Internship fears unfounded


Queenstown Resort College is rejecting a claim coronavirus is disrupting its industry internship programme.

The father of a Diploma in Adventure Tourism Management student tells Mountain Scene only a handful of students in his child’s intake have found internship positions, which are due to start next month.

The father, who doesn’t want to be named because he doesn’t want his child impacted, claims tourism operators are offering few internships because of the health scare.

But college boss Charlie Phillips is rubbishing the claim, saying the internship programme is on track, and the college has “a couple of plan Bs” should coronavirus cause issues in the future.

The 21-month diploma starts with three months’ classroom study before students begin a minimum 1000-hour paid internship with tourism operators in New Zealand or overseas.

The father says that of the 20-odd students in his child’s October intake, “only two or three” have found positions.

While he accepts coronavirus is an unforeseen problem, he says it has the potential to “wreck” the students’ education.

“Queenstown Resort College has been happy to take their fees, and take the government’s subsidies, but doesn’t have any plan B on this.

“These kids are being hung out to dry.”

Phillips says that of the 22 students in October’s intake, three have confirmed placements, 11 are in the application process, and the rest are still deciding what kind of internship they want.

There’s always a “rush on jobs towards the end of the process”, he says.

“It’s not unusual to not have a lot placed this far out from the end of the term.

“Going into April it’s always a slower period … but we always get there.”

He’s confident the college can adapt to whatever impact coronavirus has on its internship programme.

“We do have contingencies in place.

“We have the ability to do a couple of things – which would come at a cost to the college – to ensure we got the right outcome for students.

“We promote an outcome, which we achieve.”

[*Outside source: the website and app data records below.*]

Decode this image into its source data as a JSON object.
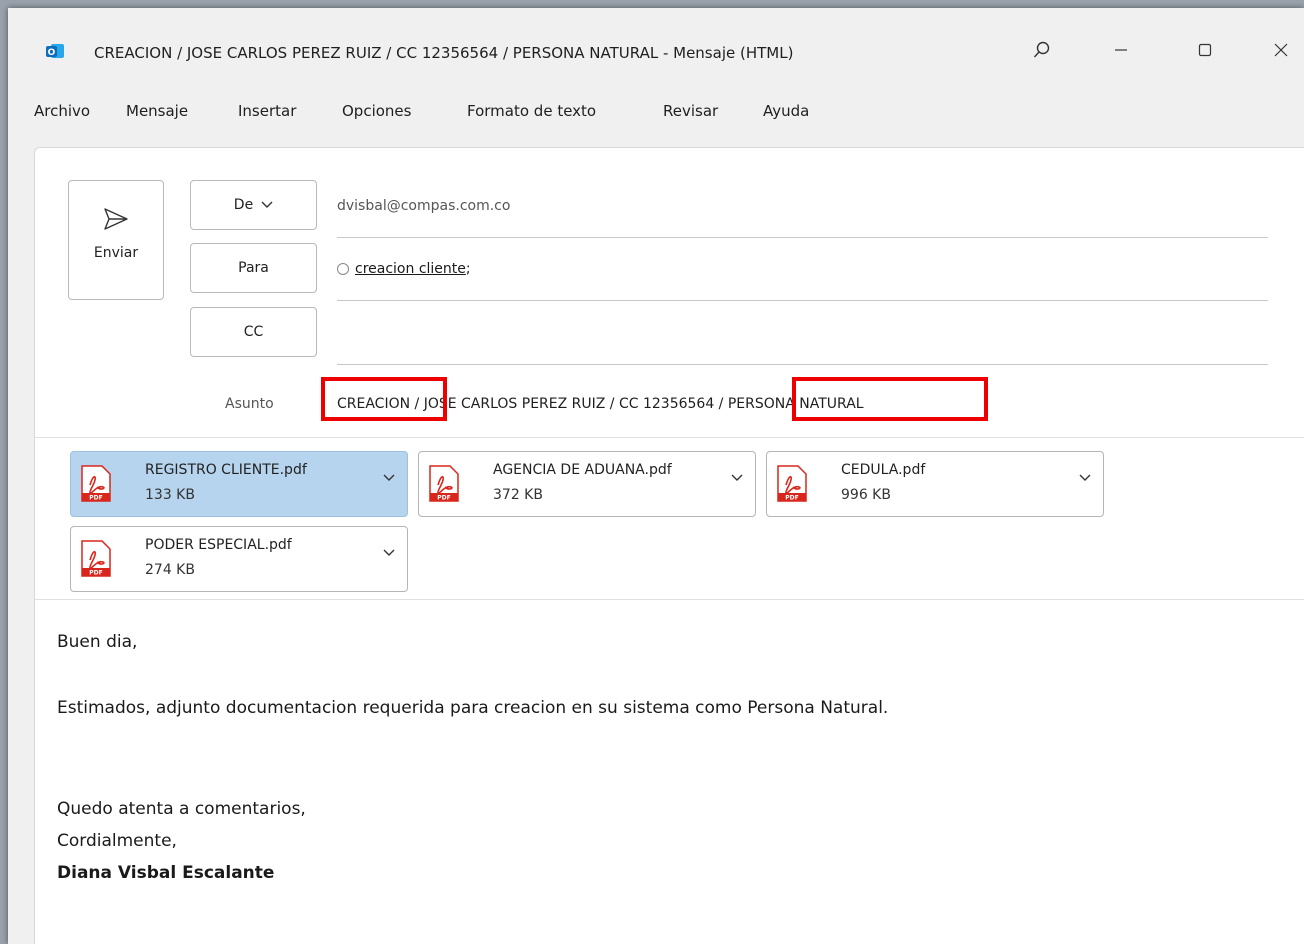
{
  "window": {
    "title": "CREACION / JOSE CARLOS PEREZ RUIZ / CC 12356564 / PERSONA NATURAL  -  Mensaje (HTML)"
  },
  "menu": [
    "Archivo",
    "Mensaje",
    "Insertar",
    "Opciones",
    "Formato de texto",
    "Revisar",
    "Ayuda"
  ],
  "compose": {
    "send_label": "Enviar",
    "from_label": "De",
    "from_value": "dvisbal@compas.com.co",
    "to_label": "Para",
    "to_recipient": "creacion cliente",
    "to_separator": ";",
    "cc_label": "CC",
    "subject_label": "Asunto",
    "subject_value": "CREACION / JOSE CARLOS PEREZ RUIZ / CC 12356564 / PERSONA NATURAL"
  },
  "attachments": [
    {
      "name": "REGISTRO CLIENTE.pdf",
      "size": "133 KB",
      "selected": true
    },
    {
      "name": "AGENCIA DE ADUANA.pdf",
      "size": "372 KB",
      "selected": false
    },
    {
      "name": "CEDULA.pdf",
      "size": "996 KB",
      "selected": false
    },
    {
      "name": "PODER ESPECIAL.pdf",
      "size": "274 KB",
      "selected": false
    }
  ],
  "body": {
    "greeting": "Buen dia,",
    "paragraph": "Estimados, adjunto documentacion requerida para creacion en su sistema como Persona Natural.",
    "closing1": "Quedo atenta a comentarios,",
    "closing2": "Cordialmente,",
    "signature": "Diana Visbal Escalante"
  },
  "colors": {
    "outlook_blue": "#0f6cbd",
    "selected_attachment": "#b6d4ee",
    "highlight_red": "#e00000",
    "pdf_red": "#d9261c"
  }
}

Noting it’s the first time anyone’s raised concerns, he’s surprised the father hasn’t contacted him directly about the issue.

“We’re OK, and I’d encourage him to give me a call.”